Bank holds interest rates but cautions on cuts
The Bank of England today kept interest rates on hold at 5.25% for the third successive month, though it played down expectations of rapid cuts next year.
Rate-setters on the monetary policy committee voted by a majority of 6–3 to maintain the rate at 5.25%. Three members wanted to increase bank rate by 0.25 percentage points, to 5.5%, and the hawkish tone clouded early market euphoria.
The Bank’s decision follows a similar move last night by the US Federal Reserve whose chairman Jerome Powell hinted at three cuts next year, heralding an end to the months of monetary tightening.
This sparked a surge in equities when the markets opened in London, with talk of up to four cuts by the Bank of England, bringing the rate down to 4.25% by this time next year. A number of banks and building societies have already trimmed their mortgage rates.
But Laith Khalaf, head of investment analysis at AJ Bell said: “The split vote from the Bank’s interest rate committee puts the cat squarely amongst the pigeons.
“The market was happily assuming the interest rate hiking cycle is well and truly done and dusted, but three members of the policy committee think there’s still a case for higher rates.
“It’s a salutary lesson that the Bank’s primary focus is inflation, and that you shouldn’t try and second guess the voting intentions of nine people in a room.
“For now, the mixed outlook from the Bank’s interest rate committee will probably act as a brake on the fall in short term interest rates we’ve seen in the last couple of months, and put upward pressure on mortgage market pricing.”
David Goebel, associate director of investment strategy at wealth manager Evelyn Partners, said: “Today’s decision by the Bank of England will not come as a surprise to markets.
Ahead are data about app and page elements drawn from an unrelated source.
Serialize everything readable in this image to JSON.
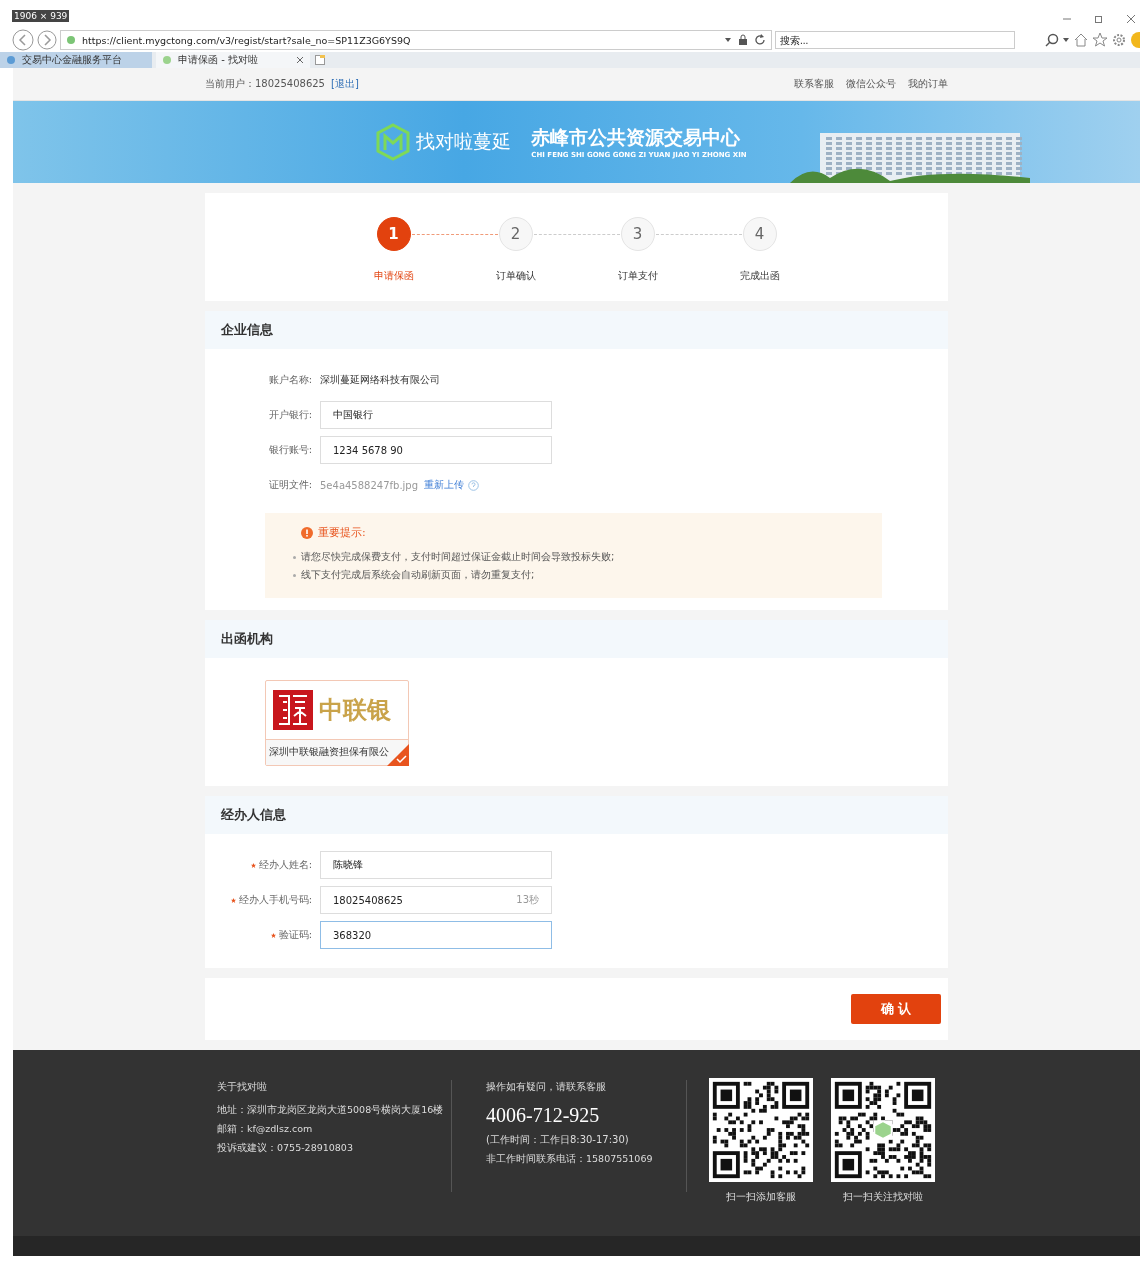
{
  "browser": {
    "size_label": "1906 × 939",
    "url": "https://client.mygctong.com/v3/regist/start?sale_no=SP11Z3G6YS9Q",
    "search_placeholder": "搜索...",
    "tabs": [
      {
        "label": "交易中心金融服务平台",
        "selected": false
      },
      {
        "label": "申请保函 - 找对啦",
        "selected": true
      }
    ]
  },
  "top_bar": {
    "user_label": "当前用户：18025408625",
    "logout": "[退出]",
    "links": [
      "联系客服",
      "微信公众号",
      "我的订单"
    ]
  },
  "banner": {
    "brand": "找对啦蔓延",
    "title": "赤峰市公共资源交易中心",
    "subtitle": "CHI FENG SHI GONG GONG ZI YUAN JIAO YI ZHONG XIN"
  },
  "steps": [
    {
      "number": "1",
      "label": "申请保函",
      "selected": true
    },
    {
      "number": "2",
      "label": "订单确认",
      "selected": false
    },
    {
      "number": "3",
      "label": "订单支付",
      "selected": false
    },
    {
      "number": "4",
      "label": "完成出函",
      "selected": false
    }
  ],
  "company": {
    "title": "企业信息",
    "fields": [
      {
        "kind": "text",
        "label": "账户名称:",
        "value": "深圳蔓延网络科技有限公司"
      },
      {
        "kind": "input",
        "label": "开户银行:",
        "value": "中国银行"
      },
      {
        "kind": "input",
        "label": "银行账号:",
        "value": "1234 5678 90"
      },
      {
        "kind": "file",
        "label": "证明文件:",
        "value": "5e4a4588247fb.jpg",
        "link": "重新上传"
      }
    ],
    "notice": {
      "title": "重要提示:",
      "items": [
        "请您尽快完成保费支付，支付时间超过保证金截止时间会导致投标失败;",
        "线下支付完成后系统会自动刷新页面，请勿重复支付;"
      ]
    }
  },
  "issuer": {
    "title": "出函机构",
    "options": [
      {
        "logo_text": "中联银",
        "name": "深圳中联银融资担保有限公",
        "selected": true
      }
    ]
  },
  "handler": {
    "title": "经办人信息",
    "fields": [
      {
        "label": "经办人姓名:",
        "required": true,
        "value": "陈晓锋",
        "focused": false
      },
      {
        "label": "经办人手机号码:",
        "required": true,
        "value": "18025408625",
        "suffix": "13秒",
        "focused": false
      },
      {
        "label": "验证码:",
        "required": true,
        "value": "368320",
        "focused": true
      }
    ]
  },
  "confirm_button": "确 认",
  "footer": {
    "about": {
      "title": "关于找对啦",
      "lines": [
        "地址：深圳市龙岗区龙岗大道5008号横岗大厦16楼",
        "邮箱：kf@zdlsz.com",
        "投诉或建议：0755-28910803"
      ]
    },
    "support": {
      "title": "操作如有疑问，请联系客服",
      "phone": "4006-712-925",
      "hours": "(工作时间：工作日8:30-17:30)",
      "after_hours": "非工作时间联系电话：15807551069"
    },
    "qr_codes": [
      {
        "caption": "扫一扫添加客服"
      },
      {
        "caption": "扫一扫关注找对啦"
      }
    ]
  }
}
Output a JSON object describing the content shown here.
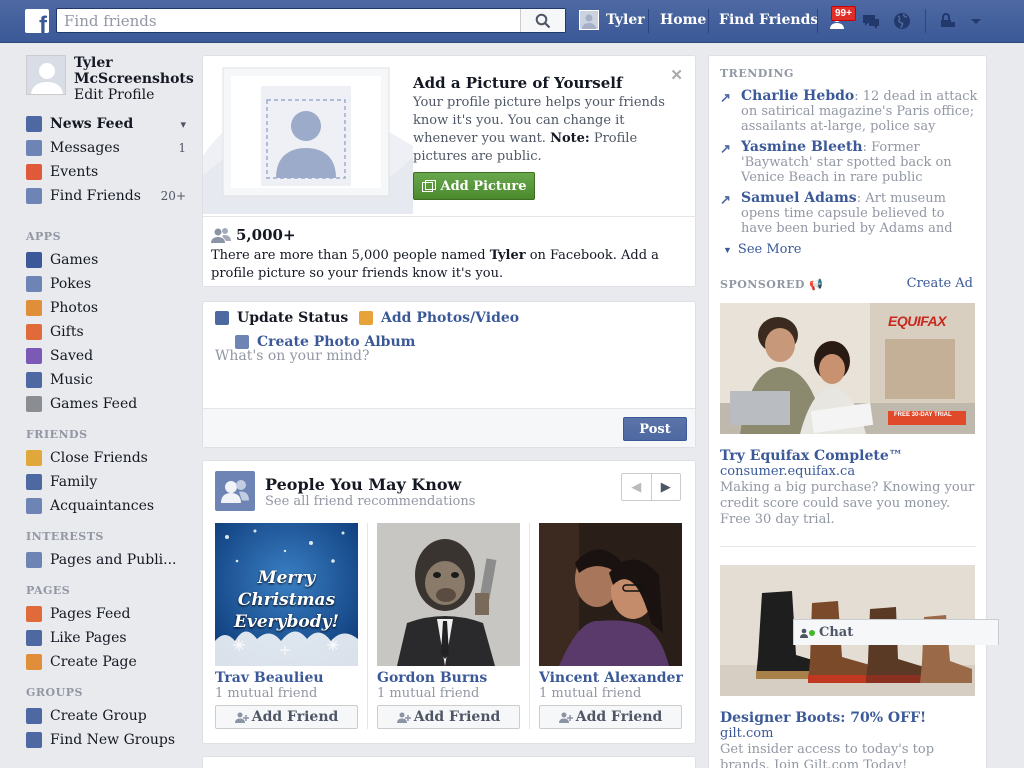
{
  "search": {
    "placeholder": "Find friends"
  },
  "topnav": {
    "user_name": "Tyler",
    "home": "Home",
    "find_friends": "Find Friends",
    "notif_badge": "99+"
  },
  "sidebar": {
    "profile_name": "Tyler McScreenshots",
    "edit_profile": "Edit Profile",
    "favorites": [
      {
        "label": "News Feed",
        "count": "",
        "icon_color": "#4e69a2"
      },
      {
        "label": "Messages",
        "count": "1",
        "icon_color": "#6d84b4"
      },
      {
        "label": "Events",
        "count": "",
        "icon_color": "#e05a3a"
      },
      {
        "label": "Find Friends",
        "count": "20+",
        "icon_color": "#6d84b4"
      }
    ],
    "apps_header": "APPS",
    "apps": [
      {
        "label": "Games",
        "icon_color": "#3b5998"
      },
      {
        "label": "Pokes",
        "icon_color": "#6d84b4"
      },
      {
        "label": "Photos",
        "icon_color": "#e08e3a"
      },
      {
        "label": "Gifts",
        "icon_color": "#e06a3a"
      },
      {
        "label": "Saved",
        "icon_color": "#7a5ab4"
      },
      {
        "label": "Music",
        "icon_color": "#4e69a2"
      },
      {
        "label": "Games Feed",
        "icon_color": "#8a8d91"
      }
    ],
    "friends_header": "FRIENDS",
    "friends": [
      {
        "label": "Close Friends",
        "icon_color": "#e0a83a"
      },
      {
        "label": "Family",
        "icon_color": "#4e69a2"
      },
      {
        "label": "Acquaintances",
        "icon_color": "#6d84b4"
      }
    ],
    "interests_header": "INTERESTS",
    "interests": [
      {
        "label": "Pages and Publi...",
        "icon_color": "#6d84b4"
      }
    ],
    "pages_header": "PAGES",
    "pages": [
      {
        "label": "Pages Feed",
        "icon_color": "#e06a3a"
      },
      {
        "label": "Like Pages",
        "icon_color": "#4e69a2"
      },
      {
        "label": "Create Page",
        "icon_color": "#e08e3a"
      }
    ],
    "groups_header": "GROUPS",
    "groups": [
      {
        "label": "Create Group",
        "icon_color": "#4e69a2"
      },
      {
        "label": "Find New Groups",
        "icon_color": "#4e69a2"
      }
    ]
  },
  "profile_picture_prompt": {
    "title": "Add a Picture of Yourself",
    "body_part1": "Your profile picture helps your friends know it's you. You can change it whenever you want. ",
    "note_label": "Note:",
    "body_part2": " Profile pictures are public.",
    "button": "Add Picture",
    "count": "5,000+",
    "note_part1": "There are more than 5,000 people named ",
    "note_name": "Tyler",
    "note_part2": " on Facebook. Add a profile picture so your friends know it's you."
  },
  "composer": {
    "update_status": "Update Status",
    "add_photos": "Add Photos/Video",
    "create_album": "Create Photo Album",
    "placeholder": "What's on your mind?",
    "post": "Post"
  },
  "pymk": {
    "title": "People You May Know",
    "subtitle": "See all friend recommendations",
    "people": [
      {
        "name": "Trav Beaulieu",
        "mutual": "1 mutual friend",
        "add": "Add Friend",
        "photo_text": "Merry Christmas Everybody!"
      },
      {
        "name": "Gordon Burns",
        "mutual": "1 mutual friend",
        "add": "Add Friend"
      },
      {
        "name": "Vincent Alexander ...",
        "mutual": "1 mutual friend",
        "add": "Add Friend"
      }
    ]
  },
  "trending": {
    "header": "TRENDING",
    "items": [
      {
        "topic": "Charlie Hebdo",
        "text": ": 12 dead in attack on satirical magazine's Paris office; assailants at-large, police say"
      },
      {
        "topic": "Yasmine Bleeth",
        "text": ": Former 'Baywatch' star spotted back on Venice Beach in rare public"
      },
      {
        "topic": "Samuel Adams",
        "text": ": Art museum opens time capsule believed to have been buried by Adams and"
      }
    ],
    "see_more": "See More"
  },
  "sponsored": {
    "header": "SPONSORED",
    "create_ad": "Create Ad",
    "ads": [
      {
        "title": "Try Equifax Complete™",
        "url": "consumer.equifax.ca",
        "text": "Making a big purchase? Knowing your credit score could save you money. Free 30 day trial.",
        "brand": "EQUIFAX",
        "badge": "FREE 30-DAY TRIAL"
      },
      {
        "title": "Designer Boots: 70% OFF!",
        "url": "gilt.com",
        "text": "Get insider access to today's top brands. Join Gilt.com Today!"
      }
    ]
  },
  "chat": {
    "label": "Chat"
  }
}
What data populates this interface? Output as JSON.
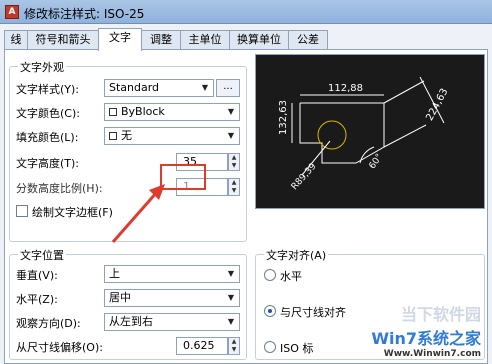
{
  "title": "修改标注样式: ISO-25",
  "tabs": [
    "线",
    "符号和箭头",
    "文字",
    "调整",
    "主单位",
    "换算单位",
    "公差"
  ],
  "appearance": {
    "title": "文字外观",
    "style_label": "文字样式(Y):",
    "style_value": "Standard",
    "style_btn": "...",
    "color_label": "文字颜色(C):",
    "color_value": "ByBlock",
    "fill_label": "填充颜色(L):",
    "fill_value": "无",
    "height_label": "文字高度(T):",
    "height_value": "35",
    "scale_label": "分数高度比例(H):",
    "scale_value": "1",
    "frame_label": "绘制文字边框(F)"
  },
  "placement": {
    "title": "文字位置",
    "vertical_label": "垂直(V):",
    "vertical_value": "上",
    "horizontal_label": "水平(Z):",
    "horizontal_value": "居中",
    "direction_label": "观察方向(D):",
    "direction_value": "从左到右",
    "offset_label": "从尺寸线偏移(O):",
    "offset_value": "0.625"
  },
  "alignment": {
    "title": "文字对齐(A)",
    "options": [
      "水平",
      "与尺寸线对齐",
      "ISO 标"
    ]
  },
  "preview": {
    "dim_top": "112,88",
    "dim_left": "132,63",
    "dim_right": "224,63",
    "dim_angle": "60°",
    "dim_radius": "R89,39"
  },
  "watermark": {
    "line1": "当下软件园",
    "line2": "Win7系统之家",
    "line3": "Www.Winwin7.com"
  },
  "colors": {
    "highlight": "#e03a2a",
    "preview_bg": "#1a1a1a",
    "preview_line": "#ffffff",
    "preview_circle": "#d4b800"
  }
}
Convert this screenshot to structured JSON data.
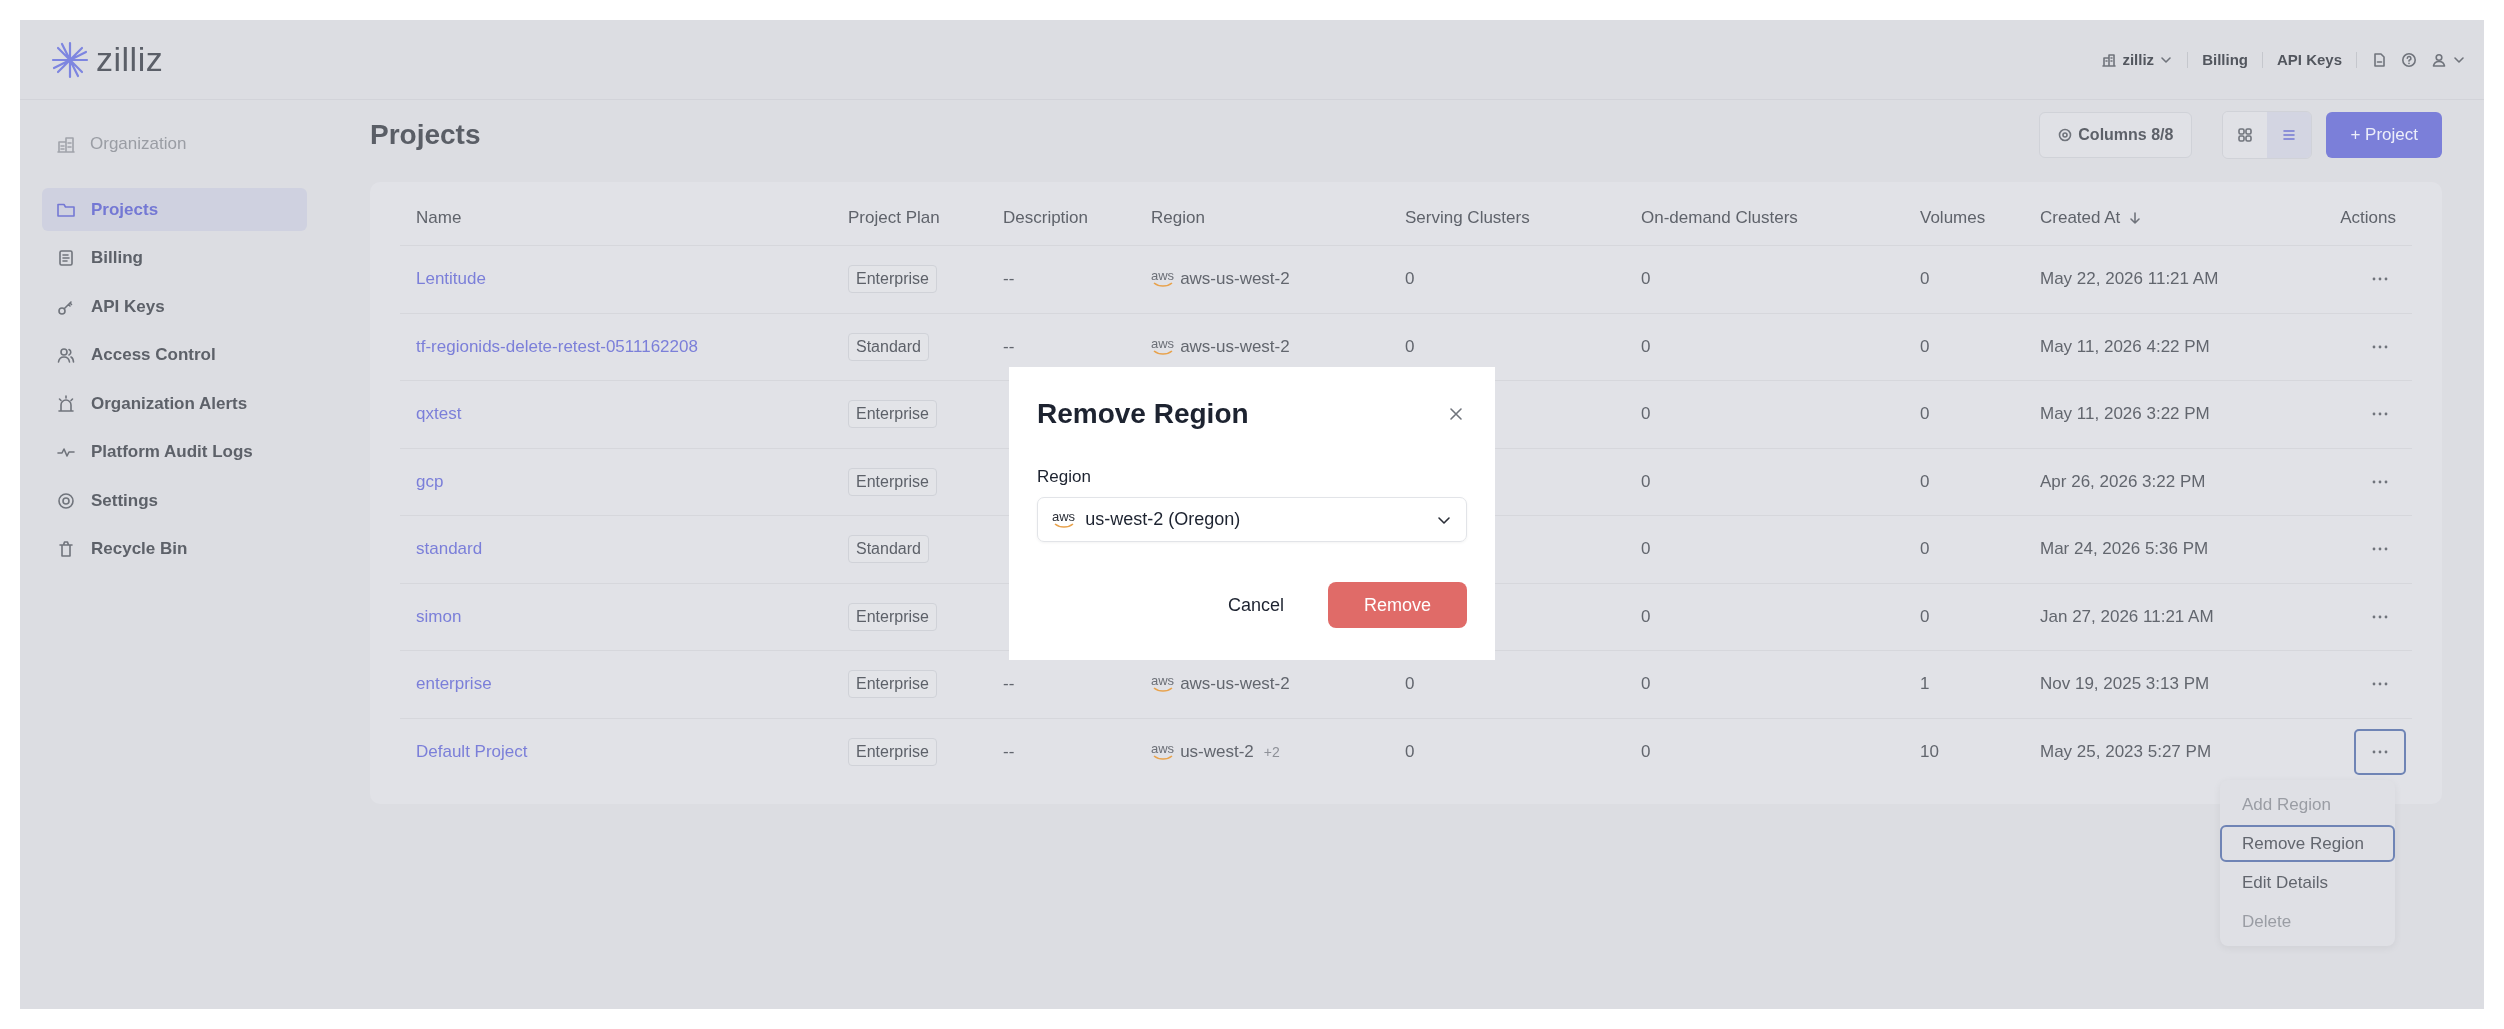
{
  "header": {
    "logo_text": "zilliz",
    "org_switcher": "zilliz",
    "links": [
      "Billing",
      "API Keys"
    ]
  },
  "sidebar": {
    "heading": "Organization",
    "items": [
      {
        "label": "Projects",
        "selected": true
      },
      {
        "label": "Billing",
        "selected": false
      },
      {
        "label": "API Keys",
        "selected": false
      },
      {
        "label": "Access Control",
        "selected": false
      },
      {
        "label": "Organization Alerts",
        "selected": false
      },
      {
        "label": "Platform Audit Logs",
        "selected": false
      },
      {
        "label": "Settings",
        "selected": false
      },
      {
        "label": "Recycle Bin",
        "selected": false
      }
    ]
  },
  "page_title": "Projects",
  "toolbar": {
    "columns_button": "Columns 8/8",
    "view_toggle": [
      {
        "kind": "grid",
        "selected": false
      },
      {
        "kind": "list",
        "selected": true
      }
    ],
    "add_button": "+ Project"
  },
  "table": {
    "columns": [
      {
        "label": "Name"
      },
      {
        "label": "Project Plan"
      },
      {
        "label": "Description"
      },
      {
        "label": "Region"
      },
      {
        "label": "Serving Clusters"
      },
      {
        "label": "On-demand Clusters"
      },
      {
        "label": "Volumes"
      },
      {
        "label": "Created At",
        "sorted_descending": true
      },
      {
        "label": "Actions"
      }
    ],
    "rows": [
      {
        "name": "Lentitude",
        "plan": "Enterprise",
        "description": "--",
        "region_logo": "aws",
        "region": "aws-us-west-2",
        "serving": "0",
        "on_demand": "0",
        "volumes": "0",
        "created_at": "May 22, 2026 11:21 AM",
        "menu_open": false
      },
      {
        "name": "tf-regionids-delete-retest-0511162208",
        "plan": "Standard",
        "description": "--",
        "region_logo": "aws",
        "region": "aws-us-west-2",
        "serving": "0",
        "on_demand": "0",
        "volumes": "0",
        "created_at": "May 11, 2026 4:22 PM",
        "menu_open": false
      },
      {
        "name": "qxtest",
        "plan": "Enterprise",
        "on_demand": "0",
        "volumes": "0",
        "created_at": "May 11, 2026 3:22 PM",
        "menu_open": false
      },
      {
        "name": "gcp",
        "plan": "Enterprise",
        "on_demand": "0",
        "volumes": "0",
        "created_at": "Apr 26, 2026 3:22 PM",
        "menu_open": false
      },
      {
        "name": "standard",
        "plan": "Standard",
        "on_demand": "0",
        "volumes": "0",
        "created_at": "Mar 24, 2026 5:36 PM",
        "menu_open": false
      },
      {
        "name": "simon",
        "plan": "Enterprise",
        "on_demand": "0",
        "volumes": "0",
        "created_at": "Jan 27, 2026 11:21 AM",
        "menu_open": false
      },
      {
        "name": "enterprise",
        "plan": "Enterprise",
        "description": "--",
        "region_logo": "aws",
        "region": "aws-us-west-2",
        "serving": "0",
        "on_demand": "0",
        "volumes": "1",
        "created_at": "Nov 19, 2025 3:13 PM",
        "menu_open": false
      },
      {
        "name": "Default Project",
        "plan": "Enterprise",
        "description": "--",
        "region_logo": "aws",
        "region": "us-west-2",
        "region_extra": "+2",
        "serving": "0",
        "on_demand": "0",
        "volumes": "10",
        "created_at": "May 25, 2023 5:27 PM",
        "menu_open": true
      }
    ]
  },
  "menu": {
    "items": [
      {
        "label": "Add Region",
        "disabled": true,
        "selected": false
      },
      {
        "label": "Remove Region",
        "disabled": false,
        "selected": true
      },
      {
        "label": "Edit Details",
        "disabled": false,
        "selected": false
      },
      {
        "label": "Delete",
        "disabled": true,
        "selected": false
      }
    ]
  },
  "dialog": {
    "title": "Remove Region",
    "field_label": "Region",
    "select": {
      "logo": "aws",
      "value": "us-west-2 (Oregon)"
    },
    "buttons": [
      {
        "label": "Cancel",
        "kind": "secondary"
      },
      {
        "label": "Remove",
        "kind": "danger"
      }
    ]
  }
}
“What is of interest is the tone and rhetoric of the statement: the Bank maintained its hawkish stance, that rates would need to be ‘sufficiently restrictive for sufficiently long’ and leaving the door open for further tightening should inflationary pressures persist, contrasting notably with last night’s FOMC statement which took a more dovish tone.
“We think the UK economy faces more inflationary challenges than some of its global peers, in particular the US, and would suggest the market for UK rates has been swept up recently in a wave of euphoria over interest cuts coming sooner than previously expected.
“Our view is that while the direction of travel is correct, there is risk that markets are disappointed when cuts do not come through as quickly as currently priced in.”
A Treasury Spokesperson said: “We have turned a corner in our fight against inflation and real wages are rising, but we must keep driving inflation out of the economy to reach our 2% target.
“By cutting taxes for hard working people and businesses, and helping people into work, we are forecast to deliver the largest boost to potential GDP on record.”
Bank of England governor Andrew Bailey has adopted a more cautious tone over expectations of early cuts.
The European Central Bank later decided to emulate the Bank of England and left its interest rates unchanged at a record high of 4%.
The news from the US prompted a surge in equity markets, with consumer and property stocks enjoying strong gains. In early trade in London the FTSE 100 was 170 points (2.24%) higher at 7,717.7 with talk gathering of it closing the year back above 8,000.
However, by mid-afternoon it had trimmed its gains and it closed 100.54 points, or 1.3%, higher at 7,648.98. This was its highest for two months and 318 of London’s 350 biggest companies ended the day in positive territory.
Highlands-based Springfield Properties was up 4.5p (6.08%) at 78.5p, Taylor Wimpey rose 4.95p (3.60%) to 142.4p, while B&Q owner Kingfisher leapt 15.70p (6.89%) to 243.7p.
Wall Street reacted positively with the Dow Jones, S&P 500 and Nasdaq all up by 1.4% on Wednesday. All three finished higher for the third successive session, with the Dow hitting a new record. On Thursday the the Dow Jones moved a further 0.4 higher to a record high.
Mr Powell told a press conference that rates were “likely at or near” their peak, but said the bank was still moving cautiously as “no one is declaring victory” yet.
He added: “Inflation is still too high and ongoing progress in bringing it down is not assured.”